Funded by the European Commission, the executive arm of the E.U., eNACSO provides a platform for child protection NGOs throughout Europe to share expertise and best practices on policy matters related to child safety online. Visit the Resources page to access policy papers, annual reports, and other publications.
- International Association of Internet Hotlines (INHOPE)
INHOPE is a collaborative global network of non-profit organizations working to combat the online distribution of child pornography through the establishment of hotlines for reporting illegal content. Visit the Projects page to learn more about its work in the areas of capacity building, technological innovation, network expansion, and strategic communication.
- Internet Watch Foundation (IWF)
The IWF is a UK-based, industry-funded non-profit that works to identify, locate, and remove online images and videos of child sexual abuse in cooperation with law enforcement agencies worldwide. Visit the Research page to access its reports.
- RAND Corporation
This independent think tank—known for the quality and rigor of its work product—is a good source for credible research and informed commentary on a wide range of topics. Many of its research reports are available for download in PDF format. Visit its Cyber Crime and Information Security pages to browse for reports on those topics or use the Advanced Search Template to search by keyword.
This international non-profit organization based in London and Geneva tracks cyber threats (such as spam, phishing, malware, and botnets) and provides real time, actionable threat intelligence to network operators, corporations, and security vendors. It also works with law enforcement agencies worldwide to identify spam and malware sources.
U.S. Federal Government Agencies
- Department of Justice: Division of Computer Crime & Intellectual Property Section (CCIPS)
The CCIPS works with other federal agencies, the private sector, and foreign law enforcement agencies to prevent, investigate, and prosecute computer and intellectual property crimes. The Documents and Reports page includes annual reports, topical white papers, transcripts of testimony before congressional committees, and blog posts.
- Department of Homeland Security
The following agencies—all of which operate under the umbrella of the DHS—play a role in combating cyber crime:
- Cybersecurity & Infrastructure Security Agency (CISA)
CISA was established in by the Cybersecurity and Infrastructure Security Agency Act of 2018. It continues the work begun under the Department of Homeland Security’s former National Protection and Programs Directorate (NPPD). Coordinating the efforts of various DHS entities to combat cybercrime is one of CISA’s core responsibilities.
- Secret Service
Visit the Secret Service’s Cyber Investigations page to learn more about its to combat cyber fraud, the illicit use of digital assets, and other forms of transnational organized crime.
- Immigration & Customs Enforcement (ICE)
ICE operates the Homeland Security Institute’s Cyber Crimes Center (C3), which provides technical support to domestic and international law enforcement agencies investigating cross-border crime.

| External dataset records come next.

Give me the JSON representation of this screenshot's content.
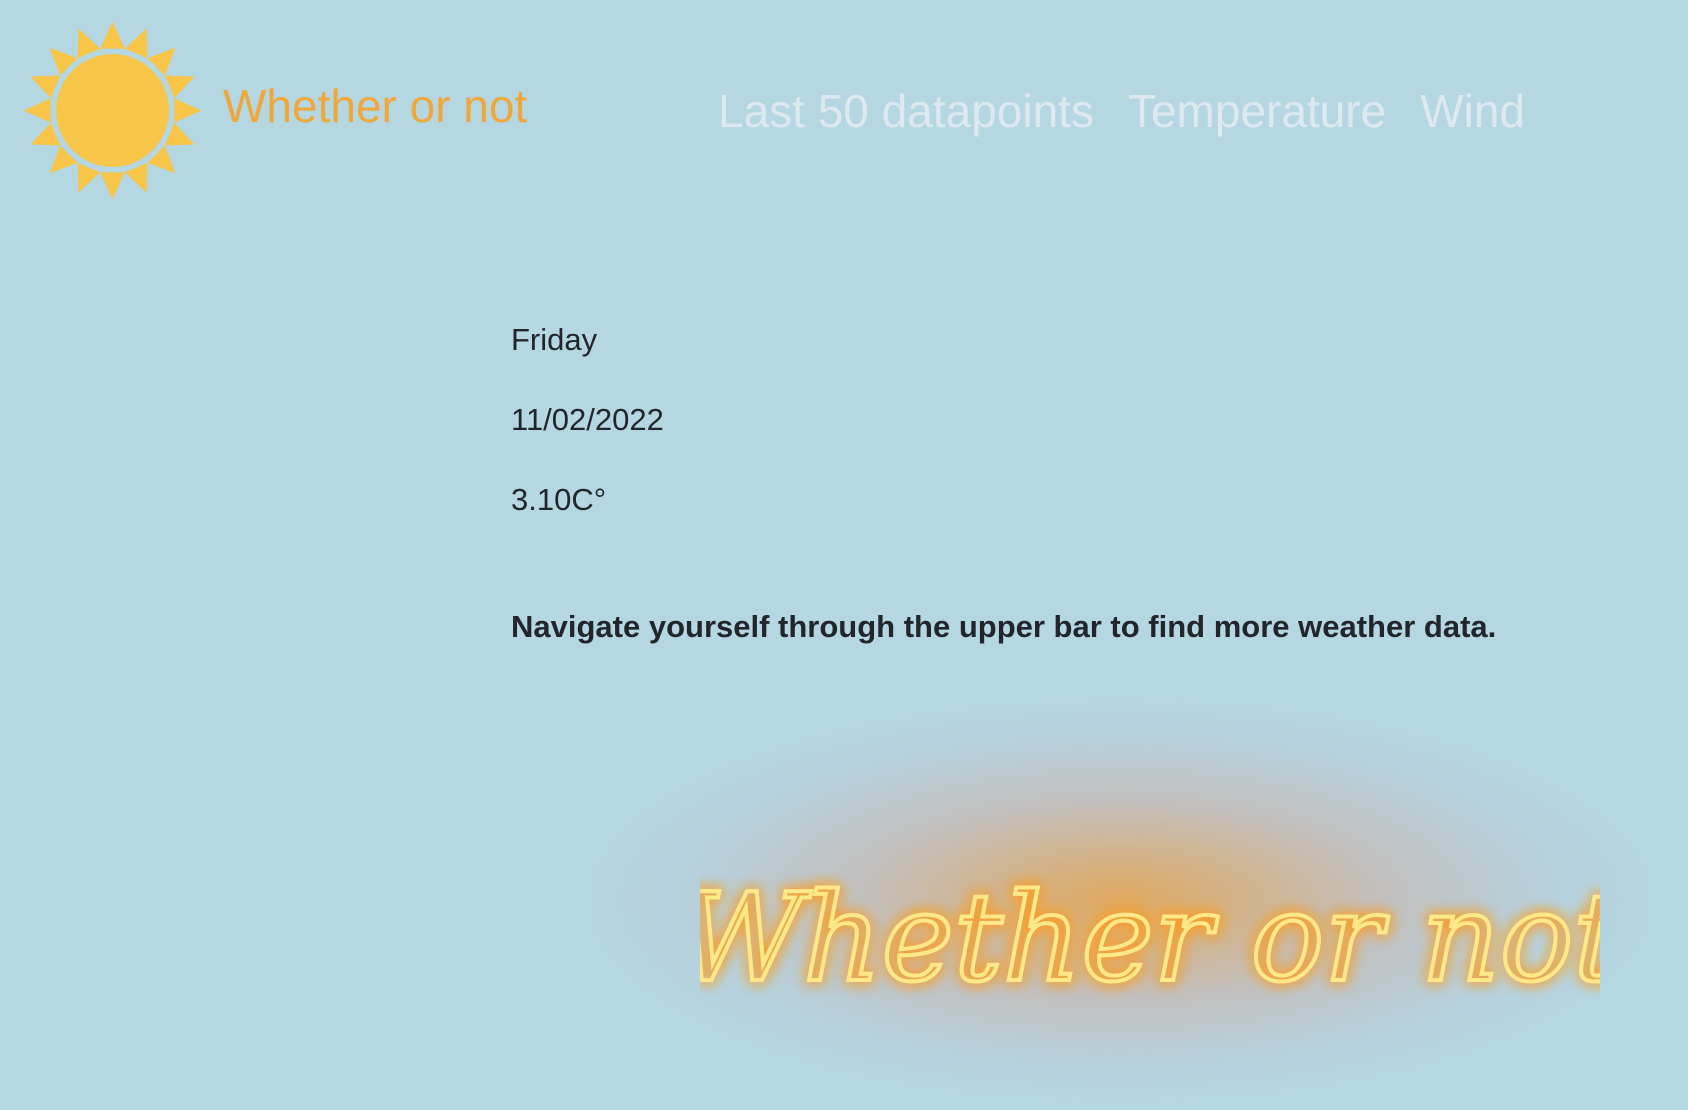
{
  "brand": {
    "name": "Whether or not",
    "icon": "sun-icon",
    "color": "#f0a73a"
  },
  "nav": {
    "links": [
      {
        "label": "Last 50 datapoints"
      },
      {
        "label": "Temperature"
      },
      {
        "label": "Wind"
      }
    ]
  },
  "main": {
    "day": "Friday",
    "date": "11/02/2022",
    "temperature": "3.10C°",
    "hint": "Navigate yourself through the upper bar to find more weather data."
  },
  "banner": {
    "text": "Whether or not",
    "style": "neon-script"
  },
  "colors": {
    "background": "#b5d7e2",
    "accent": "#f0a73a",
    "nav_text": "#dde9ef",
    "sun": "#f7c548"
  }
}
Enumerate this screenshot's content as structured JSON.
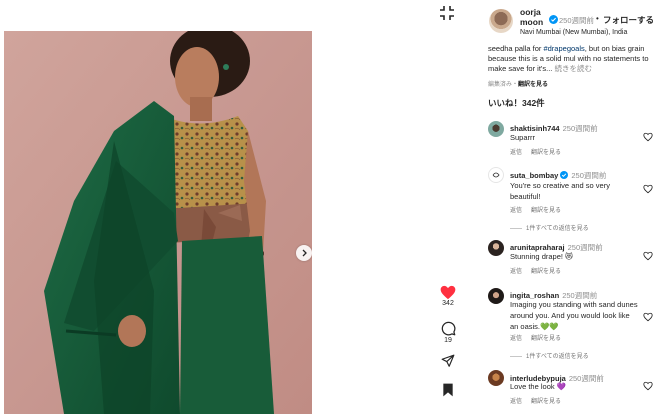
{
  "post": {
    "username": "oorjamoon",
    "time": "250週間前",
    "follow_label": "フォローする",
    "dot": "•",
    "location": "Navi Mumbai (New Mumbai), India"
  },
  "caption": {
    "pre": "seedha palla for ",
    "hashtag": "#drapegoals",
    "post": ", but on bias grain because this is a solid mul with no statements to make save for it's...",
    "more": "続きを読む",
    "edited": "編集済み",
    "dot": "・",
    "translate": "翻訳を見る"
  },
  "likes_label": "いいね！342件",
  "actions": {
    "like_count": "342",
    "comment_count": "19"
  },
  "comments": [
    {
      "user": "shaktisinh744",
      "time": "250週間前",
      "text": "Suparrr",
      "reply": "返信",
      "translate": "翻訳を見る",
      "verified": false
    },
    {
      "user": "suta_bombay",
      "time": "250週間前",
      "text": "You're so creative and so very beautiful!",
      "reply": "返信",
      "translate": "翻訳を見る",
      "verified": true,
      "replies": "1件すべての返信を見る"
    },
    {
      "user": "arunitapraharaj",
      "time": "250週間前",
      "text": "Stunning drape! 😻",
      "reply": "返信",
      "translate": "翻訳を見る",
      "verified": false
    },
    {
      "user": "ingita_roshan",
      "time": "250週間前",
      "text": "Imaging you standing with sand dunes around you. And you would look like an oasis.💚💚",
      "reply": "返信",
      "translate": "翻訳を見る",
      "verified": false,
      "replies": "1件すべての返信を見る"
    },
    {
      "user": "interludebypuja",
      "time": "250週間前",
      "text": "Love the look 💜",
      "reply": "返信",
      "translate": "翻訳を見る",
      "verified": false
    }
  ],
  "icons": {
    "collapse": "collapse-icon",
    "next": "chevron-right-icon",
    "like": "heart-filled-icon",
    "comment": "comment-icon",
    "share": "send-icon",
    "save": "bookmark-icon"
  },
  "colors": {
    "like_red": "#ff3040",
    "verified_blue": "#0095f6",
    "link": "#00376b",
    "muted": "#8e8e8e"
  }
}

The Center is comprised of the Cyber Crimes Unit, the Child Exploitation Investigations Unit, and the Computer Forensics Unit.